There aren’t many jobs where you can spend one day embarking on a 12-mile wilderness adventure, another learning to code with Girls Who Code, and a third baking a wedding cake without a recipe, but former Earthwatch student fellow Ned Fulmer has made that a reality with his YouTube show “The Try Guys.” The Try Guys, which began at BuzzFeed and now has more than seven million subscribers, features Ned and three other “guys” who create entertaining videos where they try out different scenarios outside of their comfort zone, often with hilarious results.
But Ned’s career path hasn’t been linear. He graduated from Yale with a degree in chemistry and worked as an energy chemist after college while performing in comedy shows at night. He began creating funny science videos, and eventually joined forces with three other comedians at BuzzFeed to launch the Try Guys.
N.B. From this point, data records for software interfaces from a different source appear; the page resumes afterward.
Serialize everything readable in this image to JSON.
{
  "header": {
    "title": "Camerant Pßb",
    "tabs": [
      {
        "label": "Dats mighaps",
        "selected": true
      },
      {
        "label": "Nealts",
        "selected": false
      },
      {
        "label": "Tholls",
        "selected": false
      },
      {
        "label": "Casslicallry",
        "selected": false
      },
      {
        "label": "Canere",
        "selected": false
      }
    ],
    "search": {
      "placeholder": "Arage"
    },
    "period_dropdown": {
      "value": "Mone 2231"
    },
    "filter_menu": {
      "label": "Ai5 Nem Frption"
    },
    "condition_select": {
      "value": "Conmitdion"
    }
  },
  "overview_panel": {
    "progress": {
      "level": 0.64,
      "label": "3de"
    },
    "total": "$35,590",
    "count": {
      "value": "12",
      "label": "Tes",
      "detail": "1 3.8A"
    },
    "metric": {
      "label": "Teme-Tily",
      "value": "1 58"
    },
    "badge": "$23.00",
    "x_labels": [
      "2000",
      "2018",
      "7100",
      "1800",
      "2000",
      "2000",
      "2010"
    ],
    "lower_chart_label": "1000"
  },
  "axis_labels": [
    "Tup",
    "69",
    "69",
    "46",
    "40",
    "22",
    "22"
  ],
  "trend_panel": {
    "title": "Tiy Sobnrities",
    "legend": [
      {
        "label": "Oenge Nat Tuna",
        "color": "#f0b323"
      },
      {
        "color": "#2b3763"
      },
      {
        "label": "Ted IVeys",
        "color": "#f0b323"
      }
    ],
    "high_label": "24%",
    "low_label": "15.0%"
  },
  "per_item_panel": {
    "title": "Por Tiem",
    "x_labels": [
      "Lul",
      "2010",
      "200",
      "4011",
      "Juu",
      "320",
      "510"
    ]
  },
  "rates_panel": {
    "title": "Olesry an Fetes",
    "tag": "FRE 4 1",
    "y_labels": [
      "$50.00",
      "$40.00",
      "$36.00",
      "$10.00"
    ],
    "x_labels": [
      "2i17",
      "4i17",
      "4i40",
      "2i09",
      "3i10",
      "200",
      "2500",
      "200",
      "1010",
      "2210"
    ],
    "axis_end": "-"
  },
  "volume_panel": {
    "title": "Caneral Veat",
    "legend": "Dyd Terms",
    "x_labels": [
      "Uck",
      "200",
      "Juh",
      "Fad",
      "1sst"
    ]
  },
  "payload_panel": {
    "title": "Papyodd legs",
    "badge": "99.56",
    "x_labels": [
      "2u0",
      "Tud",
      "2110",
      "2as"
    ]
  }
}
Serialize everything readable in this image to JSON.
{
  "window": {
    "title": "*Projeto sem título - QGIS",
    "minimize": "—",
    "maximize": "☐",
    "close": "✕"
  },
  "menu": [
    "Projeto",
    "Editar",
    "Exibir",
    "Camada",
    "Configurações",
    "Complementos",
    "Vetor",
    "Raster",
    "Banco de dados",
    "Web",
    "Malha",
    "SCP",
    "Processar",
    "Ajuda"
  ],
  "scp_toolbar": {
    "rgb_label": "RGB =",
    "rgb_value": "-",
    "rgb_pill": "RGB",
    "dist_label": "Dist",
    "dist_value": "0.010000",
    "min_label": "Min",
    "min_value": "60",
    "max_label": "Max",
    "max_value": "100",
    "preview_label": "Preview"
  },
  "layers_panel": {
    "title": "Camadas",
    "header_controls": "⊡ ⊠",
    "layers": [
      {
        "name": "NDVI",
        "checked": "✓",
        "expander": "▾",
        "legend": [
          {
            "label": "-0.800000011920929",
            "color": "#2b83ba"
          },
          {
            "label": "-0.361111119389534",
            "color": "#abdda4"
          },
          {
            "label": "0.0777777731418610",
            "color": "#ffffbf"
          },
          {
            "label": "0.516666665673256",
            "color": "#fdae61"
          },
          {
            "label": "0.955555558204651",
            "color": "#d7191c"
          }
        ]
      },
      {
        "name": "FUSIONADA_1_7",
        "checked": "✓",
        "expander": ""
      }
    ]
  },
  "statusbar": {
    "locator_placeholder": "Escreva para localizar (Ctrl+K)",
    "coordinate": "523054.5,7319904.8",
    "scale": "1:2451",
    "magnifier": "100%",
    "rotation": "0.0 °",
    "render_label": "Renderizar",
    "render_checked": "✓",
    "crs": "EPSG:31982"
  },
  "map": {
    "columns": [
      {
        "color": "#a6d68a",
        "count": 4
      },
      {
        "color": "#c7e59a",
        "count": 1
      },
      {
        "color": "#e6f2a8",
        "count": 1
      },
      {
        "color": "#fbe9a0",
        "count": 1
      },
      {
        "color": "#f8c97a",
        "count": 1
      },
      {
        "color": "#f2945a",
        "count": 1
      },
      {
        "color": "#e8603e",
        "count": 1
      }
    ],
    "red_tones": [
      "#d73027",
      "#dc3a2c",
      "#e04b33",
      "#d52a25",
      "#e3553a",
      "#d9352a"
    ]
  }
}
Ned says that Earthwatch helped to influence his career direction. “My Earthwatch expedition was the first time I saw real scientists doing actual science,” he said. “And I realized that it wasn’t as easy or clear as our textbooks made it out to be, but that it was messy and uncertain. I learned that whatever your path in life, there is an opportunity to treat everything you do as an experiment and learn as you go.”
Looking back on his experience with Earthwatch 17 years ago, Ned described a particularly memorable moment: “I had all of these new friends I had made and we were giggling and staying up until 3:00 a.m. observing the night sky—asteroids or satellites or beautiful clusters of stars I never knew existed, much less seen up close. From the naked eye, a star cluster just looks like a single point in the sky. But through a telescope, it is a speckled mass of hundreds, thousands, millions of stars. That was a really humbling and inspiring experience for me.”
My experience with Earthwatch was really formative. Not just because I was a teenager traveling on my own for the first time and making new friends, living a pseudo-adult life, but from a career perspective. It pushed me towards the sciences. And although my work evolved in unexpected ways, that was also part of what I learned. Even if you start out doing one thing, you may be surprised with where you end up.